» GOAL OF THE EXERCISE
A faithful copy of the entries is required, with no images in it.

» LISTED ENTRIES
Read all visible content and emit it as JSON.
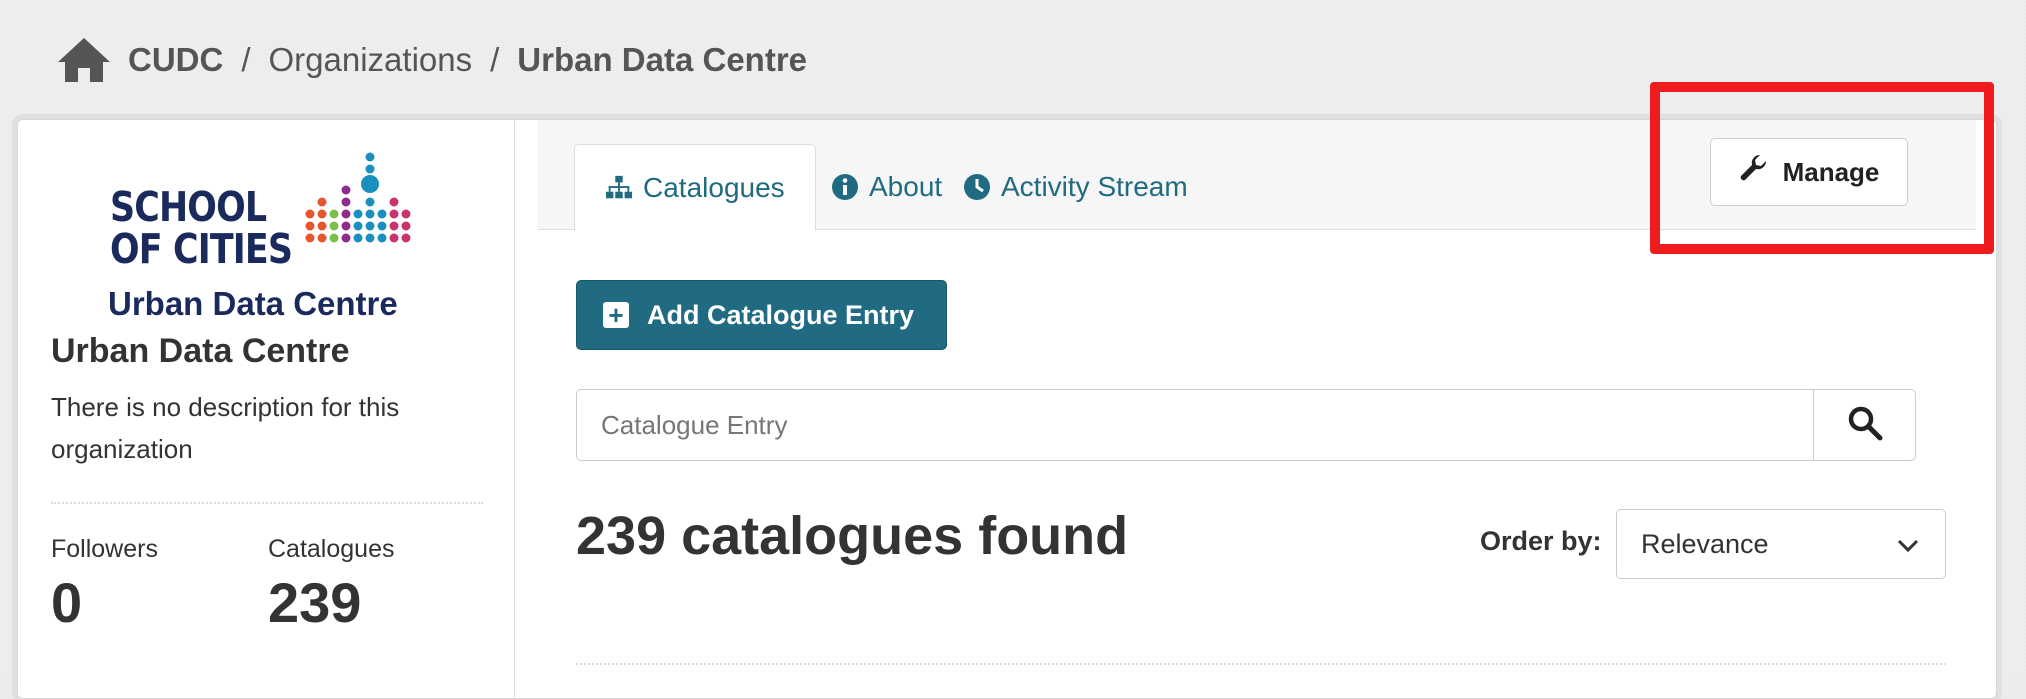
{
  "breadcrumb": {
    "home_icon": "home-icon",
    "root": "CUDC",
    "sep1": "/",
    "organizations": "Organizations",
    "sep2": "/",
    "current": "Urban Data Centre"
  },
  "sidebar": {
    "logo": {
      "line1": "SCHOOL",
      "line2": "OF CITIES",
      "subtitle": "Urban Data Centre"
    },
    "org_title": "Urban Data Centre",
    "description": "There is no description for this organization",
    "stats": [
      {
        "label": "Followers",
        "value": "0"
      },
      {
        "label": "Catalogues",
        "value": "239"
      }
    ]
  },
  "tabs": [
    {
      "label": "Catalogues",
      "icon": "sitemap-icon",
      "active": true
    },
    {
      "label": "About",
      "icon": "info-icon",
      "active": false
    },
    {
      "label": "Activity Stream",
      "icon": "clock-icon",
      "active": false
    }
  ],
  "manage_button": {
    "label": "Manage",
    "icon": "wrench-icon"
  },
  "add_button": {
    "label": "Add Catalogue Entry",
    "icon": "plus-square-icon"
  },
  "search": {
    "placeholder": "Catalogue Entry",
    "value": ""
  },
  "results": {
    "title": "239 catalogues found"
  },
  "order": {
    "label": "Order by:",
    "selected": "Relevance"
  },
  "colors": {
    "accent": "#206b82",
    "highlight": "#ee1c1c",
    "logo_navy": "#1b2a5c"
  }
}
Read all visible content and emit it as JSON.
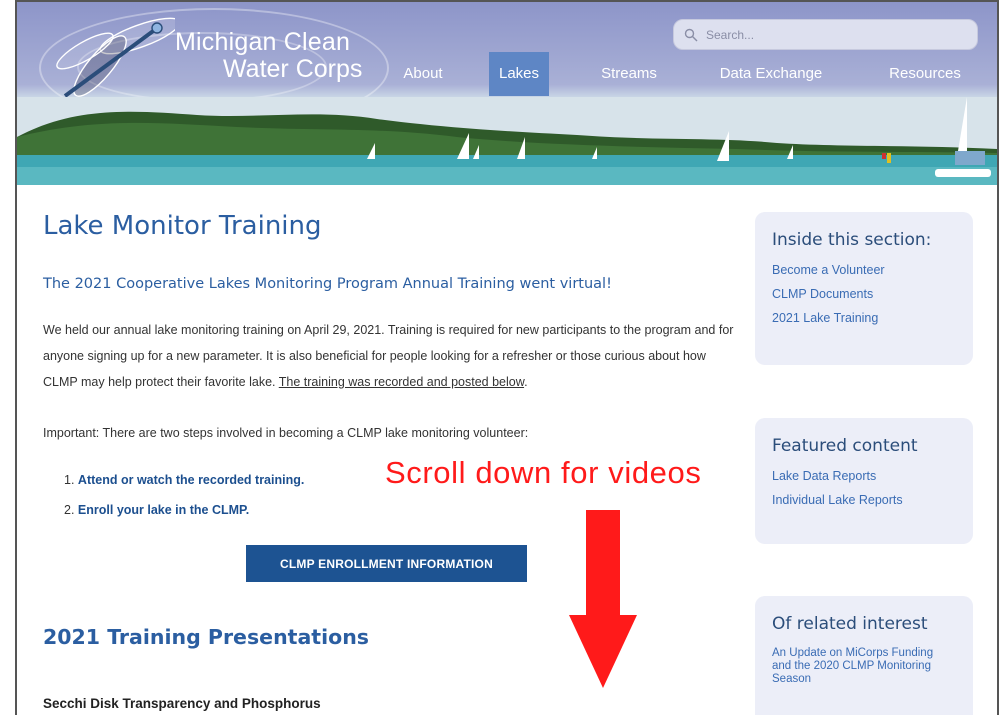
{
  "site": {
    "name_line1": "Michigan Clean",
    "name_line2": "Water Corps"
  },
  "search": {
    "placeholder": "Search..."
  },
  "nav": {
    "items": [
      {
        "label": "About"
      },
      {
        "label": "Lakes",
        "active": true
      },
      {
        "label": "Streams"
      },
      {
        "label": "Data Exchange"
      },
      {
        "label": "Resources"
      }
    ]
  },
  "main": {
    "title": "Lake Monitor Training",
    "subtitle": "The 2021 Cooperative Lakes Monitoring Program Annual Training went virtual!",
    "intro_text": "We held our annual lake monitoring training on April 29, 2021. Training is required for new participants to the program and for anyone signing up for a new parameter. It is also beneficial for people looking for a refresher or those curious about how CLMP may help protect their favorite lake. ",
    "intro_link": "The training was recorded and posted below",
    "intro_end": ".",
    "important": "Important: There are two steps involved in becoming a CLMP lake monitoring volunteer:",
    "steps": [
      {
        "num": "1.",
        "label": "Attend or watch the recorded training."
      },
      {
        "num": "2.",
        "label": "Enroll your lake in the CLMP."
      }
    ],
    "enroll_button": "CLMP ENROLLMENT INFORMATION",
    "section_title": "2021 Training Presentations",
    "presentation_title": "Secchi Disk Transparency and Phosphorus"
  },
  "sidebar": {
    "inside": {
      "title": "Inside this section:",
      "links": [
        "Become a Volunteer",
        "CLMP Documents",
        "2021 Lake Training"
      ]
    },
    "featured": {
      "title": "Featured content",
      "links": [
        "Lake Data Reports",
        "Individual Lake Reports"
      ]
    },
    "related": {
      "title": "Of related interest",
      "links": [
        "An Update on MiCorps Funding and the 2020 CLMP Monitoring Season"
      ]
    }
  },
  "overlay": {
    "hint": "Scroll down for videos",
    "color": "#ff1a1a"
  },
  "colors": {
    "header_bg": "#8d95c9",
    "nav_active": "#5e86c5",
    "heading_blue": "#2b5ea1",
    "button_blue": "#1d5392",
    "sidebar_bg": "#eceef8"
  }
}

» EXPECTED ANSWER
Read all visible content and emit it as JSON.
{
  "breadcrumb": {
    "home_icon": "home-icon",
    "root": "CUDC",
    "sep1": "/",
    "organizations": "Organizations",
    "sep2": "/",
    "current": "Urban Data Centre"
  },
  "sidebar": {
    "logo": {
      "line1": "SCHOOL",
      "line2": "OF CITIES",
      "subtitle": "Urban Data Centre"
    },
    "org_title": "Urban Data Centre",
    "description": "There is no description for this organization",
    "stats": [
      {
        "label": "Followers",
        "value": "0"
      },
      {
        "label": "Catalogues",
        "value": "239"
      }
    ]
  },
  "tabs": [
    {
      "label": "Catalogues",
      "icon": "sitemap-icon",
      "active": true
    },
    {
      "label": "About",
      "icon": "info-icon",
      "active": false
    },
    {
      "label": "Activity Stream",
      "icon": "clock-icon",
      "active": false
    }
  ],
  "manage_button": {
    "label": "Manage",
    "icon": "wrench-icon"
  },
  "add_button": {
    "label": "Add Catalogue Entry",
    "icon": "plus-square-icon"
  },
  "search": {
    "placeholder": "Catalogue Entry",
    "value": ""
  },
  "results": {
    "title": "239 catalogues found"
  },
  "order": {
    "label": "Order by:",
    "selected": "Relevance"
  },
  "colors": {
    "accent": "#206b82",
    "highlight": "#ee1c1c",
    "logo_navy": "#1b2a5c"
  }
}
Read all visible content and emit it as JSON.
{
  "site": {
    "name_line1": "Michigan Clean",
    "name_line2": "Water Corps"
  },
  "search": {
    "placeholder": "Search..."
  },
  "nav": {
    "items": [
      {
        "label": "About"
      },
      {
        "label": "Lakes",
        "active": true
      },
      {
        "label": "Streams"
      },
      {
        "label": "Data Exchange"
      },
      {
        "label": "Resources"
      }
    ]
  },
  "main": {
    "title": "Lake Monitor Training",
    "subtitle": "The 2021 Cooperative Lakes Monitoring Program Annual Training went virtual!",
    "intro_text": "We held our annual lake monitoring training on April 29, 2021. Training is required for new participants to the program and for anyone signing up for a new parameter. It is also beneficial for people looking for a refresher or those curious about how CLMP may help protect their favorite lake. ",
    "intro_link": "The training was recorded and posted below",
    "intro_end": ".",
    "important": "Important: There are two steps involved in becoming a CLMP lake monitoring volunteer:",
    "steps": [
      {
        "num": "1.",
        "label": "Attend or watch the recorded training."
      },
      {
        "num": "2.",
        "label": "Enroll your lake in the CLMP."
      }
    ],
    "enroll_button": "CLMP ENROLLMENT INFORMATION",
    "section_title": "2021 Training Presentations",
    "presentation_title": "Secchi Disk Transparency and Phosphorus"
  },
  "sidebar": {
    "inside": {
      "title": "Inside this section:",
      "links": [
        "Become a Volunteer",
        "CLMP Documents",
        "2021 Lake Training"
      ]
    },
    "featured": {
      "title": "Featured content",
      "links": [
        "Lake Data Reports",
        "Individual Lake Reports"
      ]
    },
    "related": {
      "title": "Of related interest",
      "links": [
        "An Update on MiCorps Funding and the 2020 CLMP Monitoring Season"
      ]
    }
  },
  "overlay": {
    "hint": "Scroll down for videos",
    "color": "#ff1a1a"
  },
  "colors": {
    "header_bg": "#8d95c9",
    "nav_active": "#5e86c5",
    "heading_blue": "#2b5ea1",
    "button_blue": "#1d5392",
    "sidebar_bg": "#eceef8"
  }
}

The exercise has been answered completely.